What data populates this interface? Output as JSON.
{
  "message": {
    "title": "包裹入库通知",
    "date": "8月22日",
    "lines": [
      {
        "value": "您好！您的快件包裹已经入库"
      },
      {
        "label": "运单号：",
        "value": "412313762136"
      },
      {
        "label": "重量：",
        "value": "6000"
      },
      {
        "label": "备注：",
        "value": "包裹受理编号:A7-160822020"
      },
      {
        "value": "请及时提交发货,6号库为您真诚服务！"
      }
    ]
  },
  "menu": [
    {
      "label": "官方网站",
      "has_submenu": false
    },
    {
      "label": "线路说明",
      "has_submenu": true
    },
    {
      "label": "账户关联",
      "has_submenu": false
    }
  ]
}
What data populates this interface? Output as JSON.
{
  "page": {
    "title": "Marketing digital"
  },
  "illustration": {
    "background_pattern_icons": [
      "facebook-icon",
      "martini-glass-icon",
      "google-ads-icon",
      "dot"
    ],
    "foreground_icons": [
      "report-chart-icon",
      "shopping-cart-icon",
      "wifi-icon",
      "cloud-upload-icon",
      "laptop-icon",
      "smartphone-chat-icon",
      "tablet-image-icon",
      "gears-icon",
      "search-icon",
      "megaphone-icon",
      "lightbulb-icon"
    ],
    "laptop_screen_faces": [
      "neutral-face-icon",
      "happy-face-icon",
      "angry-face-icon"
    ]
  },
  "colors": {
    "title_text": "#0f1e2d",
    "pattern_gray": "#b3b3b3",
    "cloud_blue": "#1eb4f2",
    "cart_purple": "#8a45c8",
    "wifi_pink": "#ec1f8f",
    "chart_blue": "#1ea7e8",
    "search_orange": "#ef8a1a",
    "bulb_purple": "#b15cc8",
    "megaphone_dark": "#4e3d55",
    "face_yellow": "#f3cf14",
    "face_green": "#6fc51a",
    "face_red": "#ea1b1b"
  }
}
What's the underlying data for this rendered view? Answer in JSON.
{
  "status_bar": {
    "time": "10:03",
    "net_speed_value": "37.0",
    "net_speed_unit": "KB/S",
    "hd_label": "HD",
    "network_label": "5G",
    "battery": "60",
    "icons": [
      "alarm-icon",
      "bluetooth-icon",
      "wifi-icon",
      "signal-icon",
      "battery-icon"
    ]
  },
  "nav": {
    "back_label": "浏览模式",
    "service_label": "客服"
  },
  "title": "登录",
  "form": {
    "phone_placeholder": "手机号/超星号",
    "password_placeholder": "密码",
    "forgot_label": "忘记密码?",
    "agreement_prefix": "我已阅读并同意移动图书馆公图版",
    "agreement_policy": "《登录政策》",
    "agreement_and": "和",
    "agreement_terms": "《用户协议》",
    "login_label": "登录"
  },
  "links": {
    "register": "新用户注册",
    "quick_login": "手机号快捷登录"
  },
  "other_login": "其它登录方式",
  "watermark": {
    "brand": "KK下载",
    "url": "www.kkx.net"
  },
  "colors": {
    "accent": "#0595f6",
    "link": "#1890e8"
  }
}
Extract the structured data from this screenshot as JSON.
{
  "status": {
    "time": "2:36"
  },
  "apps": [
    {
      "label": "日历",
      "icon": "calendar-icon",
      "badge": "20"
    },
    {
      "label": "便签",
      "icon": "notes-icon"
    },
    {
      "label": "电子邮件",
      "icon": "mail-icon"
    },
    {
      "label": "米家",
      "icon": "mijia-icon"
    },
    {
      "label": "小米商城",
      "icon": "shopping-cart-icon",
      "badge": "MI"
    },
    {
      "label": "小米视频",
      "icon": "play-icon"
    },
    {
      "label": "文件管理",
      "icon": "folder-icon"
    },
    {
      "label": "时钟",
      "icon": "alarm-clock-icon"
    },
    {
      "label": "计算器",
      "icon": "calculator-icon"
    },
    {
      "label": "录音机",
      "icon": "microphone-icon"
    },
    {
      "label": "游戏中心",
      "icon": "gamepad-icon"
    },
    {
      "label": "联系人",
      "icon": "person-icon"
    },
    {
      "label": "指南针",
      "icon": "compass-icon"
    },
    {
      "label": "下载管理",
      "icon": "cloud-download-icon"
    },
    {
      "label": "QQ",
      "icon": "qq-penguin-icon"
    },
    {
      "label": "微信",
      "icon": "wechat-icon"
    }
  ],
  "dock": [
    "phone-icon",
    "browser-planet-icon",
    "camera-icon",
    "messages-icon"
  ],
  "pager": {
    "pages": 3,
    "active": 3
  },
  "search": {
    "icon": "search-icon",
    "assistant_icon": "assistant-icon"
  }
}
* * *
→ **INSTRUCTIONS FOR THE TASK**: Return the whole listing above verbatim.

→ **TASK OUTPUT**:
What data populates this interface? Output as JSON.
{
  "message": {
    "title": "包裹入库通知",
    "date": "8月22日",
    "lines": [
      {
        "value": "您好！您的快件包裹已经入库"
      },
      {
        "label": "运单号：",
        "value": "412313762136"
      },
      {
        "label": "重量：",
        "value": "6000"
      },
      {
        "label": "备注：",
        "value": "包裹受理编号:A7-160822020"
      },
      {
        "value": "请及时提交发货,6号库为您真诚服务！"
      }
    ]
  },
  "menu": [
    {
      "label": "官方网站",
      "has_submenu": false
    },
    {
      "label": "线路说明",
      "has_submenu": true
    },
    {
      "label": "账户关联",
      "has_submenu": false
    }
  ]
}
What data populates this interface? Output as JSON.
{
  "page": {
    "title": "Marketing digital"
  },
  "illustration": {
    "background_pattern_icons": [
      "facebook-icon",
      "martini-glass-icon",
      "google-ads-icon",
      "dot"
    ],
    "foreground_icons": [
      "report-chart-icon",
      "shopping-cart-icon",
      "wifi-icon",
      "cloud-upload-icon",
      "laptop-icon",
      "smartphone-chat-icon",
      "tablet-image-icon",
      "gears-icon",
      "search-icon",
      "megaphone-icon",
      "lightbulb-icon"
    ],
    "laptop_screen_faces": [
      "neutral-face-icon",
      "happy-face-icon",
      "angry-face-icon"
    ]
  },
  "colors": {
    "title_text": "#0f1e2d",
    "pattern_gray": "#b3b3b3",
    "cloud_blue": "#1eb4f2",
    "cart_purple": "#8a45c8",
    "wifi_pink": "#ec1f8f",
    "chart_blue": "#1ea7e8",
    "search_orange": "#ef8a1a",
    "bulb_purple": "#b15cc8",
    "megaphone_dark": "#4e3d55",
    "face_yellow": "#f3cf14",
    "face_green": "#6fc51a",
    "face_red": "#ea1b1b"
  }
}
What's the underlying data for this rendered view? Answer in JSON.
{
  "status_bar": {
    "time": "10:03",
    "net_speed_value": "37.0",
    "net_speed_unit": "KB/S",
    "hd_label": "HD",
    "network_label": "5G",
    "battery": "60",
    "icons": [
      "alarm-icon",
      "bluetooth-icon",
      "wifi-icon",
      "signal-icon",
      "battery-icon"
    ]
  },
  "nav": {
    "back_label": "浏览模式",
    "service_label": "客服"
  },
  "title": "登录",
  "form": {
    "phone_placeholder": "手机号/超星号",
    "password_placeholder": "密码",
    "forgot_label": "忘记密码?",
    "agreement_prefix": "我已阅读并同意移动图书馆公图版",
    "agreement_policy": "《登录政策》",
    "agreement_and": "和",
    "agreement_terms": "《用户协议》",
    "login_label": "登录"
  },
  "links": {
    "register": "新用户注册",
    "quick_login": "手机号快捷登录"
  },
  "other_login": "其它登录方式",
  "watermark": {
    "brand": "KK下载",
    "url": "www.kkx.net"
  },
  "colors": {
    "accent": "#0595f6",
    "link": "#1890e8"
  }
}
Extract the structured data from this screenshot as JSON.
{
  "status": {
    "time": "2:36"
  },
  "apps": [
    {
      "label": "日历",
      "icon": "calendar-icon",
      "badge": "20"
    },
    {
      "label": "便签",
      "icon": "notes-icon"
    },
    {
      "label": "电子邮件",
      "icon": "mail-icon"
    },
    {
      "label": "米家",
      "icon": "mijia-icon"
    },
    {
      "label": "小米商城",
      "icon": "shopping-cart-icon",
      "badge": "MI"
    },
    {
      "label": "小米视频",
      "icon": "play-icon"
    },
    {
      "label": "文件管理",
      "icon": "folder-icon"
    },
    {
      "label": "时钟",
      "icon": "alarm-clock-icon"
    },
    {
      "label": "计算器",
      "icon": "calculator-icon"
    },
    {
      "label": "录音机",
      "icon": "microphone-icon"
    },
    {
      "label": "游戏中心",
      "icon": "gamepad-icon"
    },
    {
      "label": "联系人",
      "icon": "person-icon"
    },
    {
      "label": "指南针",
      "icon": "compass-icon"
    },
    {
      "label": "下载管理",
      "icon": "cloud-download-icon"
    },
    {
      "label": "QQ",
      "icon": "qq-penguin-icon"
    },
    {
      "label": "微信",
      "icon": "wechat-icon"
    }
  ],
  "dock": [
    "phone-icon",
    "browser-planet-icon",
    "camera-icon",
    "messages-icon"
  ],
  "pager": {
    "pages": 3,
    "active": 3
  },
  "search": {
    "icon": "search-icon",
    "assistant_icon": "assistant-icon"
  }
}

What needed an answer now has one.